Origin of Vignarola
Vignarola is a traditional and very tasty dish of lightly stewed spring vegetables that is considered typical of Rome and its surrounding countryside. Habitually eaten in late April – early May, it celebrates the young peas and broad (fava) beans that are at their best during that short period, teaming them together with the last of the season’s globe artichokes, and is presumed to have originated in the area of Velletri, to the south of Rome, which is known for its extensive vineyards. In fact, it takes its name from the word vignarolo, which means vine-grower in the vernacular and also greengrocer in Roman dialect, and peas and broad beans used to be grown in between the vines in the Velletri area so that the vine-growers could attend to them and pick them while working on the vines.

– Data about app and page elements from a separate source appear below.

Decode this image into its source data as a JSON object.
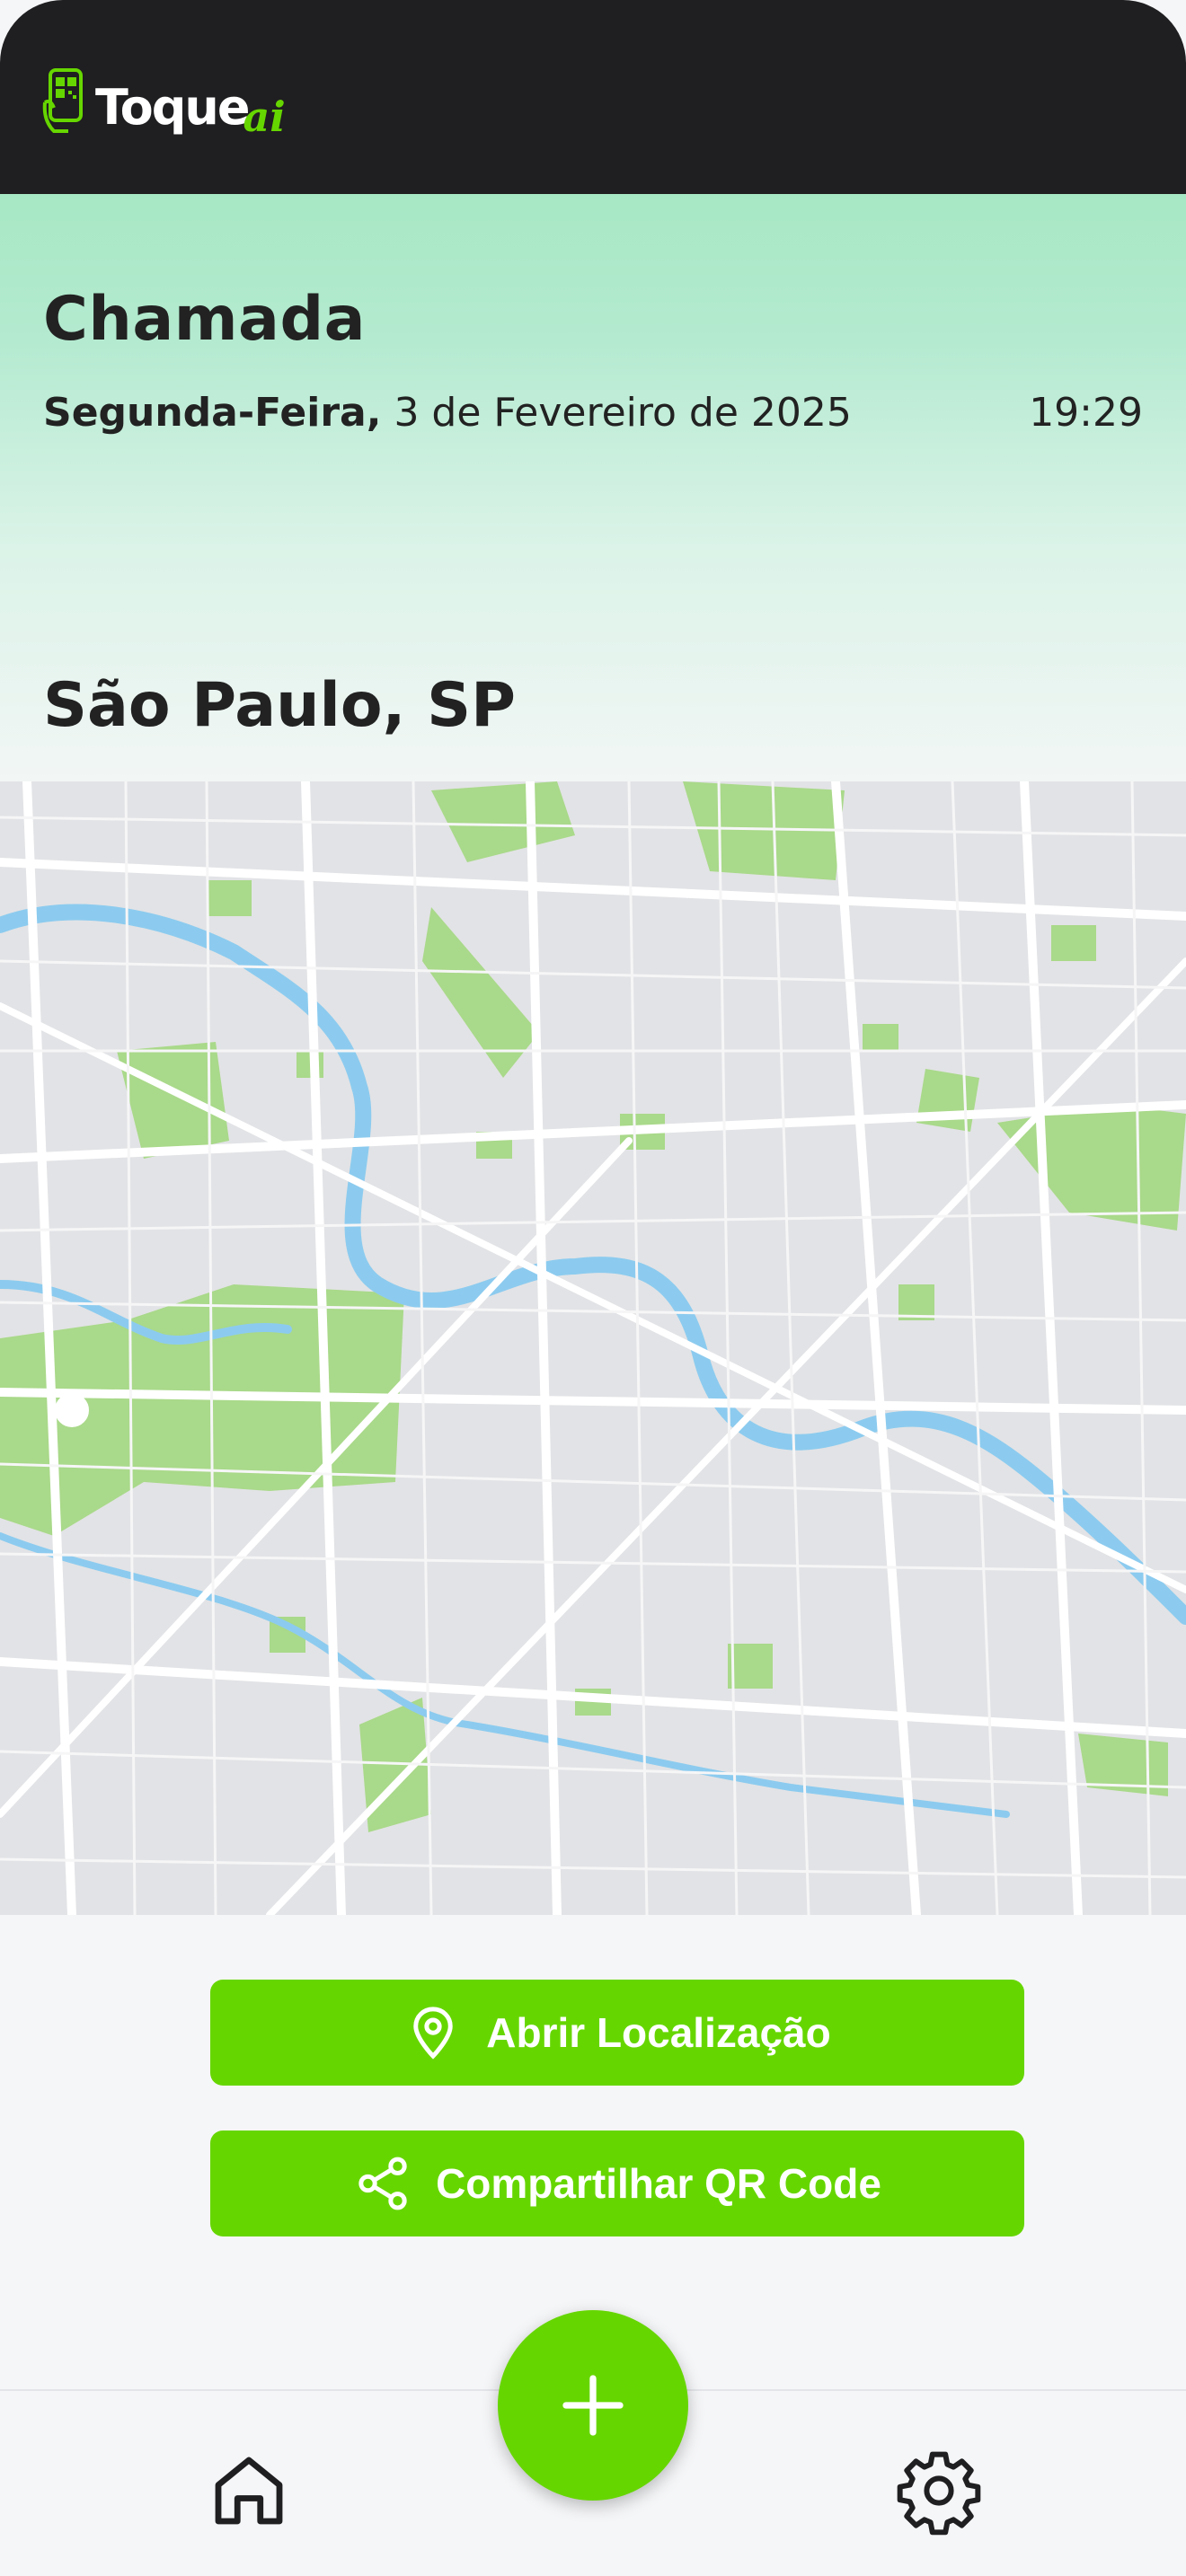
{
  "app": {
    "brand": "Toque",
    "brand_suffix": "ai",
    "brand_icon": "phone-qr-icon"
  },
  "hero": {
    "title": "Chamada",
    "weekday": "Segunda-Feira,",
    "date": "3 de Fevereiro de 2025",
    "time": "19:29",
    "location": "São Paulo, SP"
  },
  "map": {
    "icon": "city-map",
    "colors": {
      "land": "#e2e3e6",
      "road": "#ffffff",
      "park": "#a9d98a",
      "water": "#8ccbef"
    }
  },
  "actions": {
    "open_location": {
      "label": "Abrir Localização",
      "icon": "map-pin-icon"
    },
    "share_qr": {
      "label": "Compartilhar QR Code",
      "icon": "share-icon"
    }
  },
  "bottom_nav": {
    "home_icon": "home-icon",
    "add_icon": "plus-icon",
    "settings_icon": "gear-icon"
  },
  "colors": {
    "accent": "#66d600",
    "header_bg": "#1f1e20",
    "text": "#222222"
  }
}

While this can be considered a standard recipe, practically every region of Italy – and every cook – will have their own version and it is also very adaptable to whatever vegetables are to hand or at their best.
500 g broad (fava) beans, in their pods
500 g peas, in their pods
1 romaine lettuce
400 g globe artichokes
2 spring onions (scallions)
70 ml dry white wine
1. Remove the beans and peas from their pods. You should obtain approximately 200 g of each.
2. Cut the lettuce leaves crosswise into medium-sized strips, rinse them thoroughly and leave to drain in a colander.
3. Prepare the artichokes by removing their tough outer leaves, cutting off most of the stem and peeling and trimming the remaining stump, chopping off the spiky tops of the remaining leaves and then cutting the artichoke in half and then into slices. There is no need to remove any choke found at its centre. [This tricky and time-consuming operation can be avoided by using frozen sliced or quartered artichoke hearts.]
4. Finely chop just the white part of the spring onions.
5. Heat a little oil in a wide-based pan and add the onions, cooking them at medium heat for a few minutes and, as soon as they start to turn golden, raise the heat a little and add the sliced artichokes.
6. Cook for 3-4 minutes and then add the beans. Toss together in the pan and, after around 3 minutes, add the peas and continue cooking and tossing for 3-4 minutes more and then add the lettuce.
7. At this point, add the wine, raise the heat a little and allow the alcohol in the wine to evaporate completely and then cover the pan with a lid and leave to cook on a low heat for at least 10 minutes, checking occasionally that there is sufficient liquid in the pan and adding a little water if necessary.
8. Remove the lid, add salt to taste and continue cooking for 5 more minutes. Serve after drizzling with a little olive oil
– Vignarola is extremely versatile since it can be eaten as a stand-alone dish, as an accompaniment to meat, fish or eggs and is also good on top of a bruschetta, inside an omelette, stirred into pasta or rice, etc. It can also be made perfectly well and at any time of the year using frozen vegetables.
– Vignarola Variations often include the addition of unsmoked pancetta/bacon together with the onion, as well as asparagus, chard, boiled new potatoes and/or a final sprinkling of mint, and the omission of the lettuce and/or the artichokes.